Thursday, 2 May 2013
Ruby is a rescue dog, but I always say that she rescued us, and I know this sounds terribly corny but it really is true. When we got her it was a really crazy time to be taking on a dog. We were absolutely broke, going around the supermarket with a calculator counting every single penny of our spending and sticking to punitive budgets. We really couldn't afford the extra insurance money or cost of food, but in true Krupski style we did it anyway. Equally, we were all majorly stressed out, my business was in free fall, David was suffering more from his depression, Elliot was having a terrible time at school and Issy was working very hard, knowing that her days at her lovely private school may be numbered.

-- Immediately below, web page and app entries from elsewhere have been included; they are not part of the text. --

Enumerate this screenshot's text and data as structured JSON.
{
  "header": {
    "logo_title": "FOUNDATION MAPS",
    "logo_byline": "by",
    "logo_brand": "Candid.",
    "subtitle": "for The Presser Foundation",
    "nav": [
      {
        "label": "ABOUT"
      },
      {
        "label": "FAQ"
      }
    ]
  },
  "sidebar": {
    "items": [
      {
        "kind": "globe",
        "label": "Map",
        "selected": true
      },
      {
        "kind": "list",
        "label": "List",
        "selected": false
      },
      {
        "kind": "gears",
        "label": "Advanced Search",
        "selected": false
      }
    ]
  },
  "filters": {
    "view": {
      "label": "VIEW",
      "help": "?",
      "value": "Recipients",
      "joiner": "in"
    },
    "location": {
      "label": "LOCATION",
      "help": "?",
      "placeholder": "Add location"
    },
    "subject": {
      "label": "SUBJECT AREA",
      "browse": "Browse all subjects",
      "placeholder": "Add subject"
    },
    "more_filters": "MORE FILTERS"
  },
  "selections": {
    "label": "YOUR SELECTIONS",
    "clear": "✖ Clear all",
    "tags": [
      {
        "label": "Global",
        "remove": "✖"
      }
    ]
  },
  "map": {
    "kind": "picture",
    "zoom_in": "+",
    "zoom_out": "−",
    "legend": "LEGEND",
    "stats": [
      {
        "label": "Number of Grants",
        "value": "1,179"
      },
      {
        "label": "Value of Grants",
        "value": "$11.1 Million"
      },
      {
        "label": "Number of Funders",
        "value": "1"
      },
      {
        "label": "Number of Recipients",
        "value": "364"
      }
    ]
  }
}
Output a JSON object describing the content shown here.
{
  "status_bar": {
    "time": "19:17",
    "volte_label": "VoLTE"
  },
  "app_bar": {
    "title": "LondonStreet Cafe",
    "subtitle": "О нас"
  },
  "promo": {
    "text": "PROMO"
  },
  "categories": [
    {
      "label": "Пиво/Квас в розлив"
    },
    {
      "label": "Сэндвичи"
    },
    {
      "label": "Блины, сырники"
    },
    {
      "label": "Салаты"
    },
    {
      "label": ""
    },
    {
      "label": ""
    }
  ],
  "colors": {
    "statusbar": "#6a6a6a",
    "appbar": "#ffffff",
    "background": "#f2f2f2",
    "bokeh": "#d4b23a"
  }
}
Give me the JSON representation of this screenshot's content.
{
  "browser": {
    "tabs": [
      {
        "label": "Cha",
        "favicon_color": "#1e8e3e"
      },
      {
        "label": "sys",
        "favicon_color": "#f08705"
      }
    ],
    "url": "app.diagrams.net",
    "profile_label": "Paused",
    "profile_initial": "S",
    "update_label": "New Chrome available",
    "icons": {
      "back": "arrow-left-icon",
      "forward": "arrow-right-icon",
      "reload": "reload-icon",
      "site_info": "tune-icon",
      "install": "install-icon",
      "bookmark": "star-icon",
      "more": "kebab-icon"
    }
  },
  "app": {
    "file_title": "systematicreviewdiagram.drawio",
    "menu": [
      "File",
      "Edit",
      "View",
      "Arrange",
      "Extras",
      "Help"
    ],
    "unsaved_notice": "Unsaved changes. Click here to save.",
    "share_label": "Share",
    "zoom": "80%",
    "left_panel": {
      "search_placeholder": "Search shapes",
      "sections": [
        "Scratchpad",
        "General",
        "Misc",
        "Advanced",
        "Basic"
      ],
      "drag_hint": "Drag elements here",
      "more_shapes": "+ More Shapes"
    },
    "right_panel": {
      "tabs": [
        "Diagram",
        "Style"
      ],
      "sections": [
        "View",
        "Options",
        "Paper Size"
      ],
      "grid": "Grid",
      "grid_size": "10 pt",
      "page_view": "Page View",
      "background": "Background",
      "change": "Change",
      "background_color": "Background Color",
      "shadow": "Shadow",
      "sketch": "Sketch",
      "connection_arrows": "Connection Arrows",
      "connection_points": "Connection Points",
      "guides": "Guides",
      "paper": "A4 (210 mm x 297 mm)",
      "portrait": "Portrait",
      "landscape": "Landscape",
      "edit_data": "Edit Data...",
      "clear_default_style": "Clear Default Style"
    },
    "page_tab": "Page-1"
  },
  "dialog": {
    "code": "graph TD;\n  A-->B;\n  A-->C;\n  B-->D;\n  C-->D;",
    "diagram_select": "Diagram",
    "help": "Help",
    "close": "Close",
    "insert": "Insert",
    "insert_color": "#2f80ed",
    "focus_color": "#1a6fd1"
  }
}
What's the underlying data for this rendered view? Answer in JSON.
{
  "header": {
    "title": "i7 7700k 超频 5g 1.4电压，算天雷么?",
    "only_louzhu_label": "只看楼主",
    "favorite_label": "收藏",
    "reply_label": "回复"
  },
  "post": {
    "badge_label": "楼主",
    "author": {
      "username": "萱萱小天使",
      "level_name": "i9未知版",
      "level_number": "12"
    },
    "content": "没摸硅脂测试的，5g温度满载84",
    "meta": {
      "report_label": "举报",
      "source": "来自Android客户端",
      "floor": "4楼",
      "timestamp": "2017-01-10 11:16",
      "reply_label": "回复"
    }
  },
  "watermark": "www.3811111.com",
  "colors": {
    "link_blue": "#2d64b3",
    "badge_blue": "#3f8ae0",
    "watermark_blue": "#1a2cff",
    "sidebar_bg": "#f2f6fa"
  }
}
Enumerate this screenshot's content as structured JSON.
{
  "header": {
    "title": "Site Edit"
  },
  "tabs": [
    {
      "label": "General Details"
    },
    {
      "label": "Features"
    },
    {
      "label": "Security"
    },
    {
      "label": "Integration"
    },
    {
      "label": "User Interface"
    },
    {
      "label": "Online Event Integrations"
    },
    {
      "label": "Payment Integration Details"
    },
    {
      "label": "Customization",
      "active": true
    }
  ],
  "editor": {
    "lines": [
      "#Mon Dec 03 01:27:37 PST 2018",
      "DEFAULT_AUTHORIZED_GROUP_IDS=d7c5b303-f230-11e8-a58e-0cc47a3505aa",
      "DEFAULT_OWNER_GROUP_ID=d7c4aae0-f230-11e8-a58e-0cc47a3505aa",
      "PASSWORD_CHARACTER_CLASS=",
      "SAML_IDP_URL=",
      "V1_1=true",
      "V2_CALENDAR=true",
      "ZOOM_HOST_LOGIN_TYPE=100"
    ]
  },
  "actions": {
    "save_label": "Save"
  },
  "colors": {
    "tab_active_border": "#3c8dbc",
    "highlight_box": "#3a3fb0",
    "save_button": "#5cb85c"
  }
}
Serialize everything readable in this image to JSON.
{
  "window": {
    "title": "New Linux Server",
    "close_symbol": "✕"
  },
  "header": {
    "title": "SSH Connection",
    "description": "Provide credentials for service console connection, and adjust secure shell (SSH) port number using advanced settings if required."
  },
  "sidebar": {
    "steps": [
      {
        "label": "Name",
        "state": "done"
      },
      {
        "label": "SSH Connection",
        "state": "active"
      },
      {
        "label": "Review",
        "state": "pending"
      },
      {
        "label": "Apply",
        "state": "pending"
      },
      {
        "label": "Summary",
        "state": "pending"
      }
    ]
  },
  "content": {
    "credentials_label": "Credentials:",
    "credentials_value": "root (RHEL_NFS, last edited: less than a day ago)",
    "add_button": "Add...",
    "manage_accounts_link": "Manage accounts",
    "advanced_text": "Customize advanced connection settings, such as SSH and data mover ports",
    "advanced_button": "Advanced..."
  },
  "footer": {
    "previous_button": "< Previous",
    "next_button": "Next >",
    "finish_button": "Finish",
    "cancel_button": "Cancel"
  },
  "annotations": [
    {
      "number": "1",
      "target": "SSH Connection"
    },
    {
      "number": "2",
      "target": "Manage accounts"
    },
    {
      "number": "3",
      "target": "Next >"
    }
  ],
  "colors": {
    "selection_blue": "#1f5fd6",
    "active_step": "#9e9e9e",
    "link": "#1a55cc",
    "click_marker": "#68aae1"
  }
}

Ruby did come cheap though, normally at Battersea you have to pay £100 for a rescue but she was in such a terrible state that she was a giveaway. She was covered in skin rash, had terrible kennel cough, was psychologically scarred from being on the streets, and in all probability from being beaten (she cowered when we went to stroke her at first), was skin and bone (all her ribs on show) and limping from a horrible case of luxating patella which caused one of her legs to dislocate over and over. They told us at Battersea that we would have to cope with a lot of aftercare and many trips backwards and forwards from the rescue centre until she was better. So why the hell did we take her on, especially when we had never had a dog before? Well it was simple really - when they introduced her to us the first thing she did was go over and sit on David's feet, and that was it.
Yes we have done a lot for a badly treated rescue dog but Ruby has helped me through terrible times of stress and anxiety. Going for a walk every morning, whatever the weather, with an animal that will love you whatever you feel like, however angry you are, however dark you feel is incredibly healing and I am truly grateful to her for that. I love the way she cuddles up to David when he's feeling annoyed and helps melt his heart and calms him down, I love the way she plays madly with Elliot, chasing him around the house and licking him to death on the floor, and the way she keeps Issy company when she's studying at home. She just seems to know what we all need at any given moment.
I know I will never get a puppy and will always go to a rescue centre to get a dog. Once you have experienced seeing kennel after kennel of sad or upset dogs (particularly staffies) it is hard to understand why you would want to encourage further breeding. Don't get me wrong, many of my dog walking friends have raised their lovely dogs from puppies and I don't think they have done anything wrong but I just think there are so many dogs who need homes (many of which are destroyed each year) that I couldn't personally justify raising a puppy. And if I'm honest I couldn't go through the whole, dog training, chewing, feeding every four hours thing - way too much like having a baby again.
So in the spirit of this blog which is about celebrating the free, meaningful and simple you can't do much better than a rescue dog. If you do I hope you find one as beautiful, loving and kind as our lovely Ruby.
Posted by Louise Krupski